#### EXERCISE DATA

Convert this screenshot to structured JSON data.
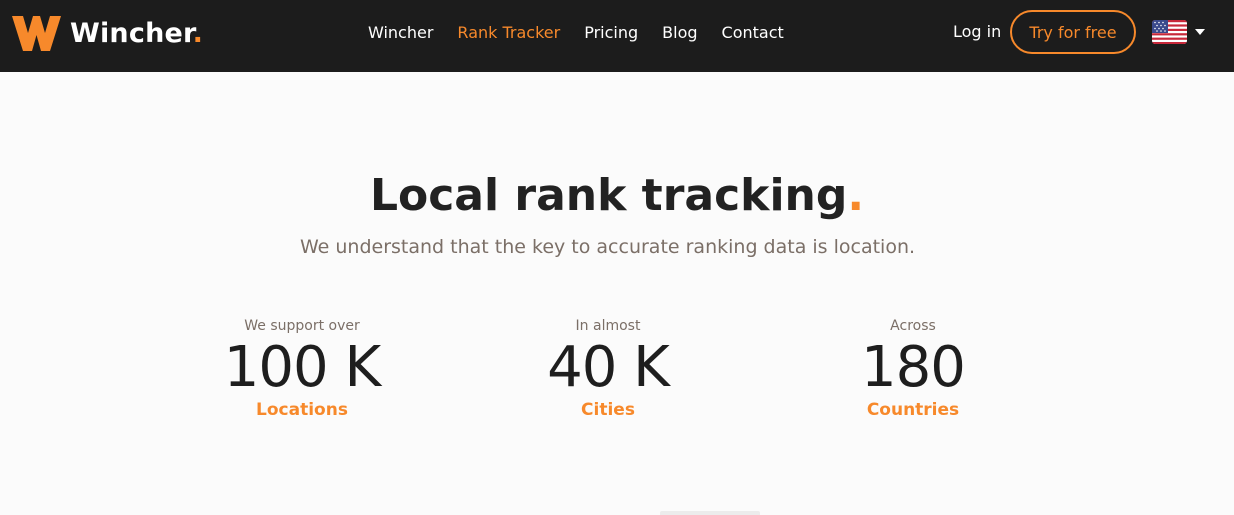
{
  "brand": {
    "name": "Wincher",
    "dot": ".",
    "accent": "#f7892b",
    "dark": "#1c1c1c"
  },
  "nav": {
    "links": [
      {
        "label": "Wincher",
        "active": false
      },
      {
        "label": "Rank Tracker",
        "active": true
      },
      {
        "label": "Pricing",
        "active": false
      },
      {
        "label": "Blog",
        "active": false
      },
      {
        "label": "Contact",
        "active": false
      }
    ],
    "login": "Log in",
    "cta": "Try for free",
    "language_icon": "us-flag-icon"
  },
  "hero": {
    "title": "Local rank tracking",
    "title_dot": ".",
    "subtitle": "We understand that the key to accurate ranking data is location."
  },
  "stats": [
    {
      "label": "We support over",
      "value": "100 K",
      "unit": "Locations"
    },
    {
      "label": "In almost",
      "value": "40 K",
      "unit": "Cities"
    },
    {
      "label": "Across",
      "value": "180",
      "unit": "Countries"
    }
  ]
}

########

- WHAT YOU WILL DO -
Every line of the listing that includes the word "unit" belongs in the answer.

- EXPECTED ANSWER -
      "unit": "Locations"
      "unit": "Cities"
      "unit": "Countries"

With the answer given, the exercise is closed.